Start of Data section

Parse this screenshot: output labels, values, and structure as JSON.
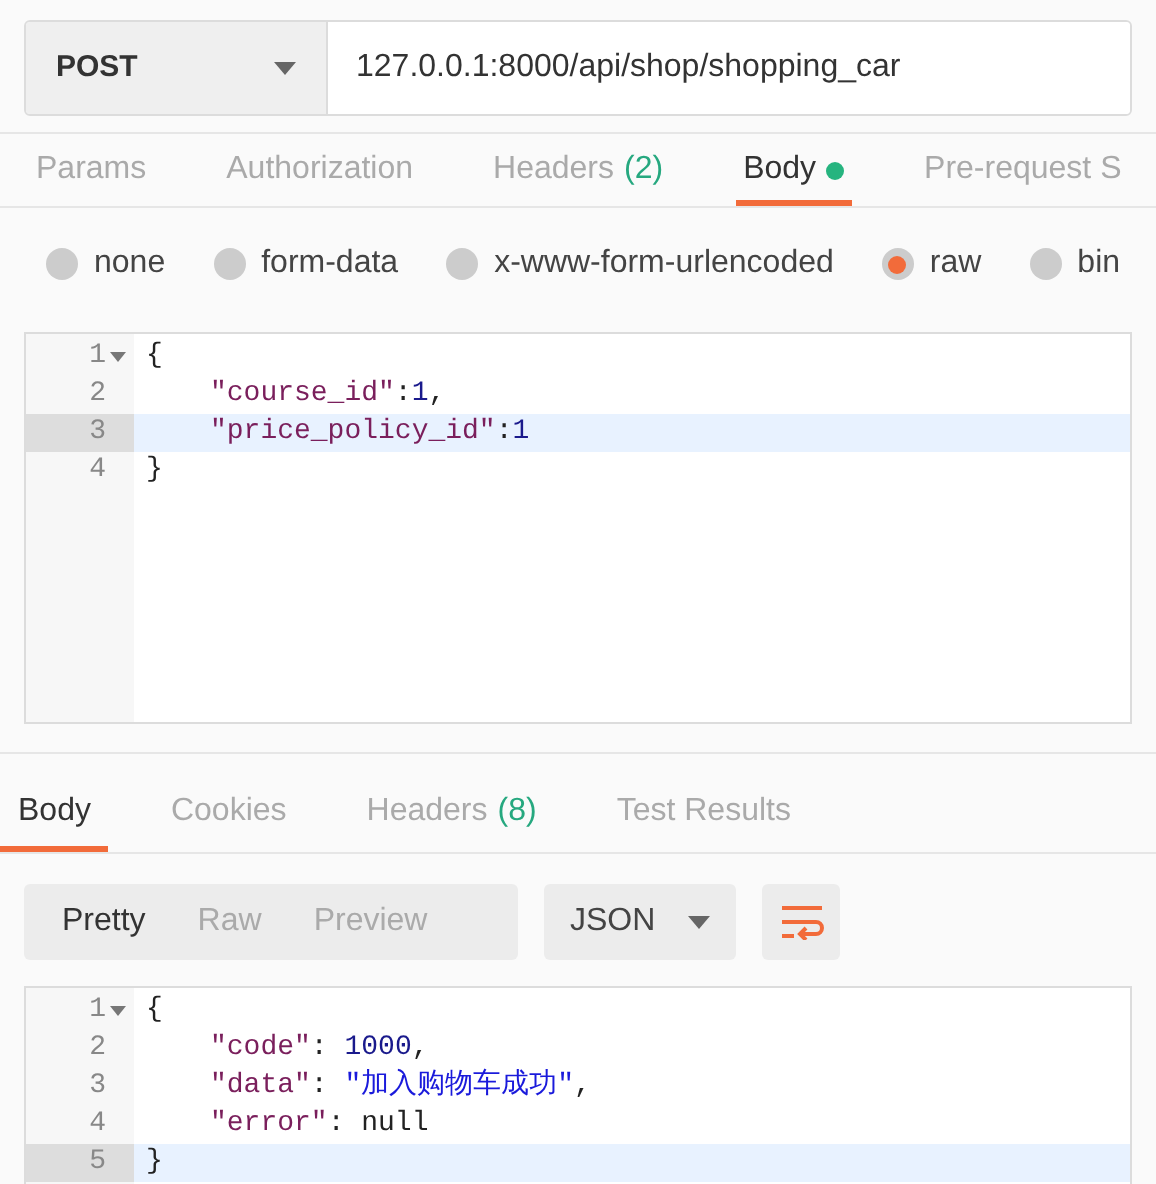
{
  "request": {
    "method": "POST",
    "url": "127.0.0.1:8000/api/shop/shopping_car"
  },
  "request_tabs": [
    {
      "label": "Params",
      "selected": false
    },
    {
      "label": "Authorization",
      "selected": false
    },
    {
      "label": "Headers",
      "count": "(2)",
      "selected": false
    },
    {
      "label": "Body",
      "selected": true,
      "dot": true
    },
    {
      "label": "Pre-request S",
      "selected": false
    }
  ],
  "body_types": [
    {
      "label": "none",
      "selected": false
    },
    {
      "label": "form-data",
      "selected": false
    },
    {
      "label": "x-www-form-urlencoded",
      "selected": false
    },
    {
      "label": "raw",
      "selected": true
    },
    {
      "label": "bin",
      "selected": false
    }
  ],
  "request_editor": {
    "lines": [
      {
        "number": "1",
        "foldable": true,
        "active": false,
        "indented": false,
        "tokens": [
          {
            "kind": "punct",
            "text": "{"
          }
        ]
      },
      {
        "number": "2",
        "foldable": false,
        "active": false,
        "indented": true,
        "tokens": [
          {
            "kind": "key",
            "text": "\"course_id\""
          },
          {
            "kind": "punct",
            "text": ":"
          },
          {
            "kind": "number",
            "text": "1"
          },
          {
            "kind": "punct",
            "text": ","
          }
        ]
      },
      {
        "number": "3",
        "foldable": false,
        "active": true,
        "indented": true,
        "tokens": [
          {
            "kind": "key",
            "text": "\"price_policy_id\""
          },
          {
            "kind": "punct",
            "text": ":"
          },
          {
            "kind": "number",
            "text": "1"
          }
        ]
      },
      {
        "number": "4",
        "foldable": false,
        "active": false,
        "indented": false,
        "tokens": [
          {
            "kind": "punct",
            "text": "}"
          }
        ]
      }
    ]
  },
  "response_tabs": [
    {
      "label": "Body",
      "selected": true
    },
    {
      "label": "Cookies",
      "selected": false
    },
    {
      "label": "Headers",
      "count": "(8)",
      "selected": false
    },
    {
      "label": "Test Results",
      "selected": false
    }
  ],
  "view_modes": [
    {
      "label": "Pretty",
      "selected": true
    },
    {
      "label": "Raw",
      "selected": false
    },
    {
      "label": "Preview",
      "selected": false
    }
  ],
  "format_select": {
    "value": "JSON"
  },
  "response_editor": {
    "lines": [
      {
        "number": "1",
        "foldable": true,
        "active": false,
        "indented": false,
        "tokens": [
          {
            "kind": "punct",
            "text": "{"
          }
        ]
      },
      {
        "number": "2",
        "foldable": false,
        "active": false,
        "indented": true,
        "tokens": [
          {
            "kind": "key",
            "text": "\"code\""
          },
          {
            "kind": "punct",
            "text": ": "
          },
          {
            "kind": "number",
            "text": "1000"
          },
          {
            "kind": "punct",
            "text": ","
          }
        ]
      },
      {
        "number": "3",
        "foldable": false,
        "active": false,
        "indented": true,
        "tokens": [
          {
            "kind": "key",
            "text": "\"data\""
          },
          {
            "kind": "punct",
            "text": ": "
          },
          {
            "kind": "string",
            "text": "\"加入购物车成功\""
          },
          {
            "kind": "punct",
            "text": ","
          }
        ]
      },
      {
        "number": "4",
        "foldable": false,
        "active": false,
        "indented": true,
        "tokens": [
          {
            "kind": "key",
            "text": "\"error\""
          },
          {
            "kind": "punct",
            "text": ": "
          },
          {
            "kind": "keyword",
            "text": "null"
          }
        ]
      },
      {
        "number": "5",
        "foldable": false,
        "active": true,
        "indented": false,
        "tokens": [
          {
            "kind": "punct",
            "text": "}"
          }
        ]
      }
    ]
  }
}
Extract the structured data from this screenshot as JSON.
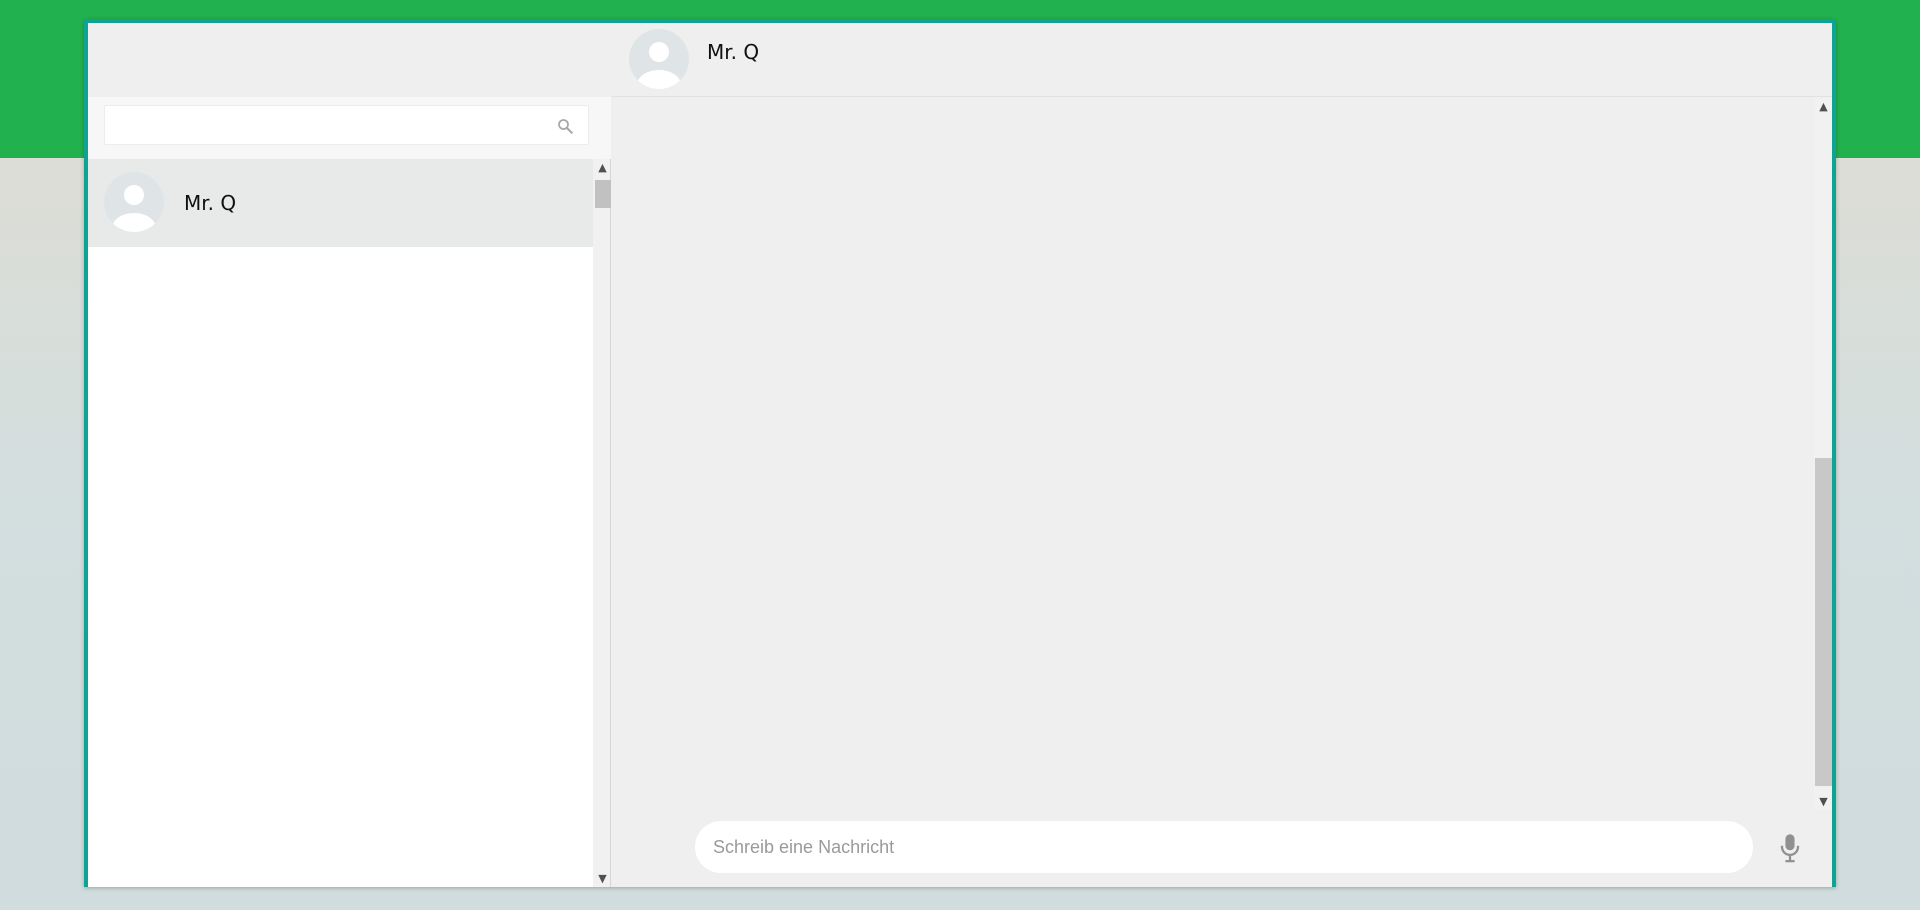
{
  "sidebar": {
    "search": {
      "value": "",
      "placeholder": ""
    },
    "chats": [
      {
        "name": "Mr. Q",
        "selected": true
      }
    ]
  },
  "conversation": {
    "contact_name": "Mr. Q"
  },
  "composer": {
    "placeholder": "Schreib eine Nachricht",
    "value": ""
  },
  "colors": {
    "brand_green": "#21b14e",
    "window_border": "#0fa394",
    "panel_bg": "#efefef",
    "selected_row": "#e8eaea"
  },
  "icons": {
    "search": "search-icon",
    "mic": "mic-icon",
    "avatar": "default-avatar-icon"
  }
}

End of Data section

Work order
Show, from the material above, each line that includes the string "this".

Answer area
Parse this screenshot: output labels, values, and structure as JSON.
Extract the structured data from this screenshot as JSON.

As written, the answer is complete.